“I am a professional artist.”

And truly, to have gotten here, after everything we have been through, I no longer regret a thing because I know every decision got me here.  Every hurdle I had to jump, every lesson that I learned, every tear, every moment when I thought I had hit rock bottom… they all got me here.  And yup, it’s all been worth it.

Wednesday, January 1, 2014

Happy New Year!

Well, here we are -- finally done with 2013.  It was a year of many ups and downs for us.  But I have hopes and plans to make 2014 much better!  To begin, one of my plans is to write every day, either here or in my journal.  I want to make this blog a resource people use, instead of just taking up space.

I've been a busy little worker bee, trying to make our rented house as much as a home as possible, so there is a lot of that coming.  I've also started working with Annie Sloan's Chalk Paint, on furniture and home decor, and am excited to share what I have done with it.  It is remarkably easy and forgiving, so if you have been wanting to paint a piece of furniture, I highly recommend it!  I am also evolving in my jewelry line, looking to expand my use of my soldering iron and torch, as well as working more with resin.

I am seeking out shows, locally and in other places, to get my work out to more people.  This is probably the hardest part of being a "professional crafter."  You have to have an awful lot of confidence to be able to put your work out there for others to judge, so this is and always has been my greatest stumbling block.

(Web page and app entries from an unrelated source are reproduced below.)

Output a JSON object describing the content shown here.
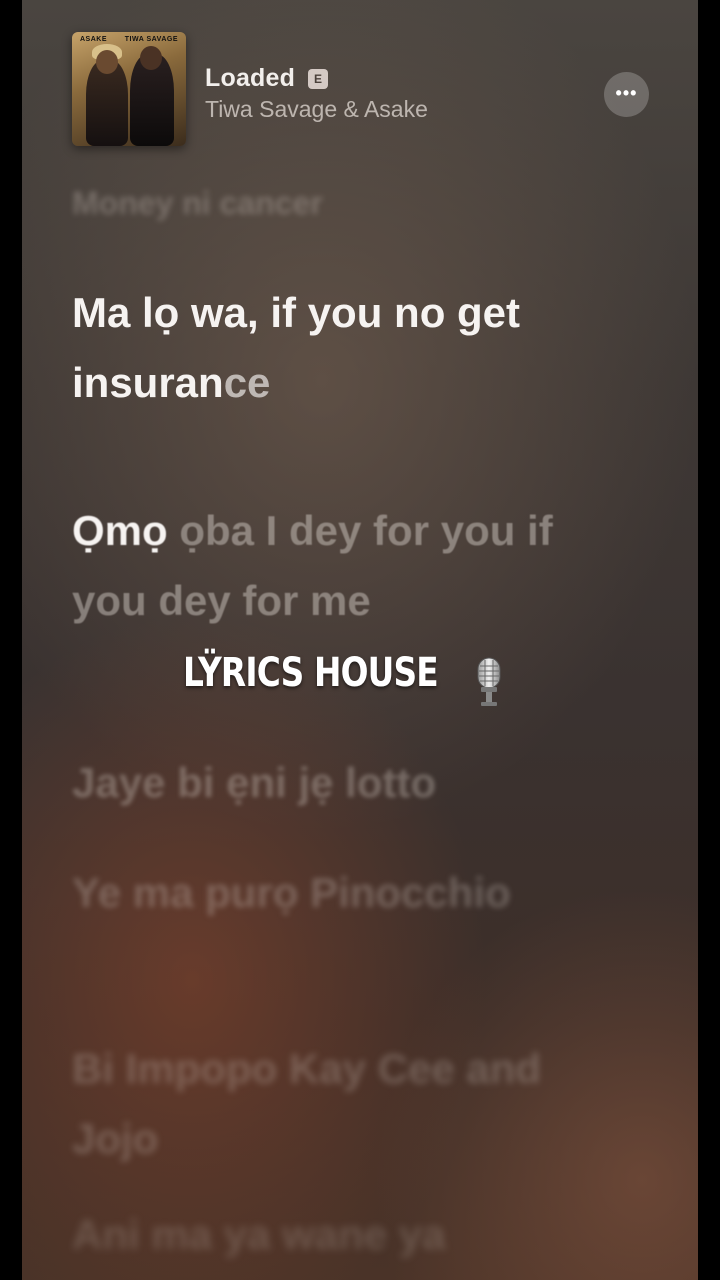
{
  "now_playing": {
    "title": "Loaded",
    "explicit_badge": "E",
    "artist": "Tiwa Savage & Asake",
    "more_button_label": "•••",
    "album_art": {
      "left_text": "ASAKE",
      "right_text": "TIWA SAVAGE"
    }
  },
  "lyrics": {
    "previous_line": "Money ni cancer",
    "active_line": {
      "sung_part": "Ma lọ wa, if you no get insuran",
      "remaining_part": "ce"
    },
    "next_line": {
      "highlighted_part": "Ọmọ",
      "rest": " ọba I dey for you if you dey for me"
    },
    "upcoming_lines": [
      "Jaye bi ẹni jẹ lotto",
      "Ye ma purọ Pinocchio",
      "Bi Impopo Kay Cee and Jojo",
      "Ani ma ya wane ya"
    ]
  },
  "watermark": {
    "text": "LŸRICS HOUSE",
    "icon": "microphone-icon"
  }
}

Lots coming... :)

Someone posted on Facebook that January 1, 2014 is the first page of a new book.  Here we go...